The budget increase will also expand the Vietnam and Afghanistan programs, and the organization is reaching the size where its knowledge of effective programs can benefit more victims over time. CPI started providing victim-assistance programs directly to beneficiaries in Vietnam. It now works with a wide variety of implementing partners in multiple countries and helps teach them how to become more sustainable, gradually alleviating their dependency on CPI. For example, one of PM/WRA’s programs in Afghanistan, the Afghan Mine Action Technology Center, hires landmine survivors to manufacture mine-clearance tools. CPI has helped the center design the tools based on needs and source materials to create manufacturing processes and to market them to local clearance providers. In addition, CPI began a more hands-on approach in assisting Afghanistan and is developing a curriculum that can efficiently help the country build its organizations in a more sustainable way.6
CPI intends to establish new programs elsewhere in the world, garnering grassroots support and a global presence while obtaining more diverse government and private-sector sponsors. In the future, CPI hopes to work more closely with refugee- and internally-displaced populations in addition to ERW survivors, so others may also benefit from vocational training.6
Allison Bartlett was an Editorial Assistant for The Journal of ERW and Mine Action from October 2009 until July 2010. At James Madison University, she pursued a Bachelor of Arts in International Affairs and minored in Business Spanish and Latin American Studies.
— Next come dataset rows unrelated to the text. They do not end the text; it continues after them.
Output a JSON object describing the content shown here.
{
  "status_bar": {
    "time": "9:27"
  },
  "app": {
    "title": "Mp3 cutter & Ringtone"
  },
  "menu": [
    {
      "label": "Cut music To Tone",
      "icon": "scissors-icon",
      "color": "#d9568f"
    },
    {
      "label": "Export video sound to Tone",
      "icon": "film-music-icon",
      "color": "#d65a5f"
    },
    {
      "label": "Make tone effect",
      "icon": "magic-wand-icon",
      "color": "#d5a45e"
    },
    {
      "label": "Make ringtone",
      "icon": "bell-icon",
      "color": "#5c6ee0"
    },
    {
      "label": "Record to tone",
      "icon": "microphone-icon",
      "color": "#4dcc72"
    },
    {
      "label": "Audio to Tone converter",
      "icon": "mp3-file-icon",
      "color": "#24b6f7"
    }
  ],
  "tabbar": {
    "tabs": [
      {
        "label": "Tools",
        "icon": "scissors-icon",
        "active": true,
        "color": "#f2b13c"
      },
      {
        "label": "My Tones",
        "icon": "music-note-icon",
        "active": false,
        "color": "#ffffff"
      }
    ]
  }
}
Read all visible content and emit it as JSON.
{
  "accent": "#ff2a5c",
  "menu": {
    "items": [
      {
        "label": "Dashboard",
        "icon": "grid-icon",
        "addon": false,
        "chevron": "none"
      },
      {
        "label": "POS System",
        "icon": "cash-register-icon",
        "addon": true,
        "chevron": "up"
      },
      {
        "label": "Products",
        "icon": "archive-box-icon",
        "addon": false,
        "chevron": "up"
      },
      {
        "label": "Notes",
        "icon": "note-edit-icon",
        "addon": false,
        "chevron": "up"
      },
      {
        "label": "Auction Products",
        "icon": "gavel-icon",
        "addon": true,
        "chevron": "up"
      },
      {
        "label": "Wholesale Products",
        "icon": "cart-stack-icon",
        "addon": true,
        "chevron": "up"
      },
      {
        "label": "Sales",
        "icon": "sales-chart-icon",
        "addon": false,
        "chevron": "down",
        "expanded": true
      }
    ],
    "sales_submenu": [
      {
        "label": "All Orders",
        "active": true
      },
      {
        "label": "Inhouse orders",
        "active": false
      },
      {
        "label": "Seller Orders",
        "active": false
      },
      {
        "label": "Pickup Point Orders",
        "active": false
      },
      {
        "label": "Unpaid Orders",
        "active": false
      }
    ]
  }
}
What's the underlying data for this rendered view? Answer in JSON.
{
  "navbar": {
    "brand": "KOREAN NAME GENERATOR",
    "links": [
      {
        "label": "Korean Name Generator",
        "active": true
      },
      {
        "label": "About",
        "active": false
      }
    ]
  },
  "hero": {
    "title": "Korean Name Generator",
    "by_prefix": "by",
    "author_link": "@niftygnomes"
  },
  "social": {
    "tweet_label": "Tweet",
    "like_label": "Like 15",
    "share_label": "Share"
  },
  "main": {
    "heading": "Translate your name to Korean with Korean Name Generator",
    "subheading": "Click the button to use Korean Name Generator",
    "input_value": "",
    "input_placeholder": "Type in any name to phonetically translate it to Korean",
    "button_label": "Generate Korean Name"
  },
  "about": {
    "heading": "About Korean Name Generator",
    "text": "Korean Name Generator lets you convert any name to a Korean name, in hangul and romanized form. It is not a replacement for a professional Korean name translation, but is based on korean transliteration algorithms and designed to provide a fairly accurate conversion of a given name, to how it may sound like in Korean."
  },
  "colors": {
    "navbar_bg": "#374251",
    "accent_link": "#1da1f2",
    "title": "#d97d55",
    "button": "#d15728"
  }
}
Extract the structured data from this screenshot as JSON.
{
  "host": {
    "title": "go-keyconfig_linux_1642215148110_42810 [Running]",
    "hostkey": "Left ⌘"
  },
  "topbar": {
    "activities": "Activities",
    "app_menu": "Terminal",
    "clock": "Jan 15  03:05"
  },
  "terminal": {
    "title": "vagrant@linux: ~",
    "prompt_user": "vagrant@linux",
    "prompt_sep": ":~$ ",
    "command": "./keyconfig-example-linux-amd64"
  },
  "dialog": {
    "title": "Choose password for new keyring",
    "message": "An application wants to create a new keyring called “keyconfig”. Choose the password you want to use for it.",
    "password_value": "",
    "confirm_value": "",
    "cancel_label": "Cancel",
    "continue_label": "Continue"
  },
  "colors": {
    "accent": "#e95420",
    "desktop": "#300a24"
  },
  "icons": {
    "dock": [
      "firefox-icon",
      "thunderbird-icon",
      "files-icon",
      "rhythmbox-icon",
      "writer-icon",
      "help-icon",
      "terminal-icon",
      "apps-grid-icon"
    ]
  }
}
She graduated from JMU in May 2010.
- “Injuries Associated with Landmines and Unexploded Ordnance – Afghanistan, 1997–2002,” Morbidity and Mortality Weekly Report. September 2003. http://www.cdc.gov/mmWR/preview/mmwrhtml/mm5236a2.htm. Accessed November 3, 2009.
- “Face the Victims,” Landmine Victims. http://members.iinet.net.au/~pictim/mines/victims/victim.html. Accessed November 3, 2009.
- Clear Path International. http://www.cpi.org. Accessed 23 October 2009.
- E-Mine Electronic Mine Information Network. http://mineaction.org/. Accessed 23 October 2009.
- E-mail interview with Imbert Matthee of Clear Path International, 6 November 2009.
- E-mail interview with Kiman Lucas of Clear Path International, 28 July 2010.
The Journal of ERW and Mine Action
Mine Action Information Center
Center for International Stabilization and Recovery
James Madison University
Sherry Larson Holmes
Clear Path International
321 High School Rd. NE
Suite D3, #574
Bainbridge Island, WA 98110 / USA
Tel: +1 206 780 5964
Web site: http://www.cpi.org